Avoid lunchtime

"I'll just pop in at lunch and have a look," you think, whirring efficiently. But the shops are so full of other workers and the rails so picked over and chaotic that they resemble a child's dressing-up box. Cue cold sweats and a retreat to the new-season, full-price – and crucially, empty – section of the shop. "Get up early," Amanda Slader says, "get in, get out, get home. Or go for a vodka and tonic."


"If you crave bold, statement pieces, avoid high-fashion 'hero' items which will date quickly," Eliisa Makin warns. "Opt for eye-catching accessories that appeal to your individuality – creative designer shoes, bags and jewellery are far more versatile in the long run." So if there's a particularly wacky trend you're desperate to be part of, do it with a cheap bag, rather than a bank-breaking floor-length gown.

Look ahead

To predict the future, you have to understand the past, as they say. Fashion's not so dissimilar – before you hit the sales, think through the autumn trends and have a rifle through the mags to discover the key looks for spring. Set aside anything too obviously seasonal, such as sheepskin or shearling, and focus on more abstract styles which can work all year round. "The trend for minimalist pieces with modern quirks is set to continue throughout the year," Eliisa Makin says, "as is a neutral palette mixed with pastels and strong pops of colour."

Make sure it fits

Returns policies differ hugely, so make sure you know what you're buying into; many shops will not refund sale items, so it's worth trying things on before you pay for them. And regardless of new year's resolutions, don't just buy something because you like it and you'd like to fit into it. "Never buy anything in the wrong size," Eliisa Makin says. "The intention to diet into it or have it adjusted usually remains just that."

John Lewis sales-shopping tutorials run from 27 December to 16 January; for more information, call020 3073 0564

Bag a bargain

Browns: starts 24 December, up to 50 per cent off;
Coggles: starts 24 December, 25 per cent off;
Feathers: starts 18 December, 30 to 50 per cent off, all shoes 40 per cent off;
Harvey Nichols: starts 26 December, up to 50 per cent off;
Liberty: starts 26 December, up to 50 per cent off;
Matches: starts 20 December, 50 per cent off, going up to 70 per cent off;
Mulberry: starts 25 December (web preview 24 December), 30 to 50 per cent off;
My-wardrobe.com: starts 20 December, 30 to 40 per cent off;
Paul Smith: starts 27 December, 30 per cent off;
Start Boutique: starts 26 December, 30 per cent off;
Vivienne Westwood: starts 27 December, 30 per cent off;
Whistles, starts 23 December, 40 per cent off.

What the experts are waiting for...

Kay Barron, fashion news editor, Grazia

I've had my eye on Alexander Wang's felt boots, since his show in February. They're too high and too expensive to justify on my budget, but if anyone knocks them down 80 per cent...

Alex Fury, fashion director, SHOWstudio.com

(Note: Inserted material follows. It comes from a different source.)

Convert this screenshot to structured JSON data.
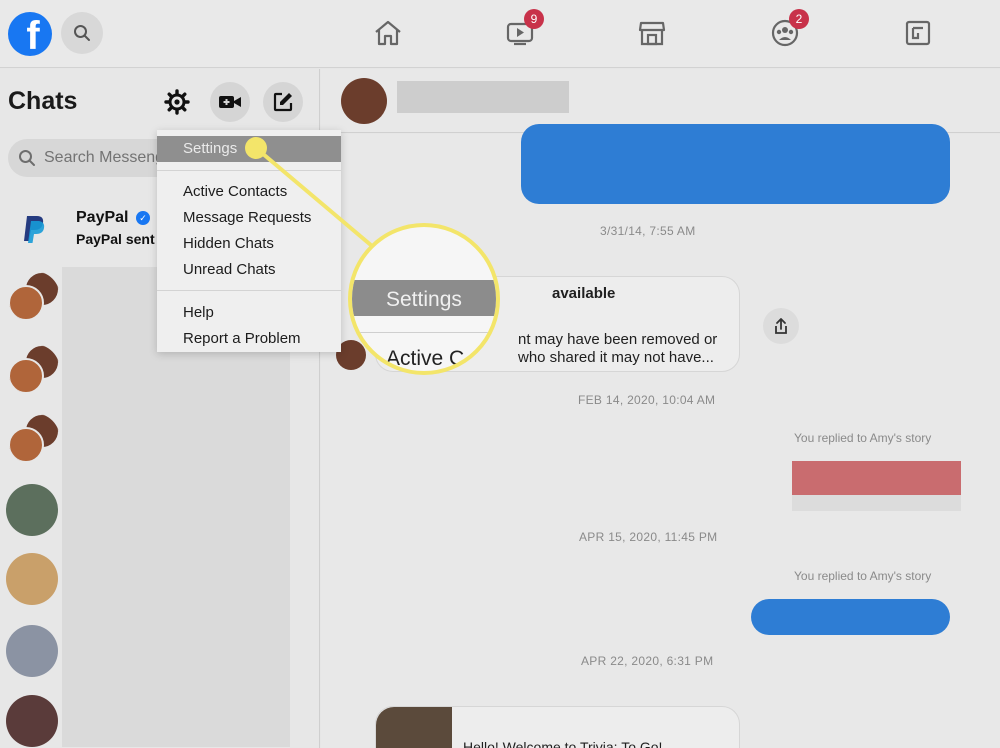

Come January, I'll be snapping up one of the foam-backed sweaters from Maison Martin Margiela; a Proenza Schouler baseball jacket-cum-bolero; and any acceptably man-size bag from Céline.

Harriet Quick, fashion features editor, Vogue

I will be looking at buying a wonderful coat, as there were so many great ones in the collections this year – particularly at Jil Sander, Chloé and Gucci. I also always check out the Marc Jacobs sale on Mount Street, where sales go to 70 per cent and there's always something to love.

Rebecca Osei-Baidoo, womenswear buyer, Browns

I'm waiting for a Christopher Kane embroidered T-shirt. It's a good sales bargain because it's the instantly recognisable flower print from the show and a good way to go from cool daywear into evening.

Brix Smith-Start, owner, Start boutique

I always look for classic Yves Saint Laurent shoes in black suede – if I can find those on sale. My advice when sales-shopping is to look for really good-quality things that will last and last. It's a real bargain if you can find things that you can rework, break apart and re-accessorise many times over.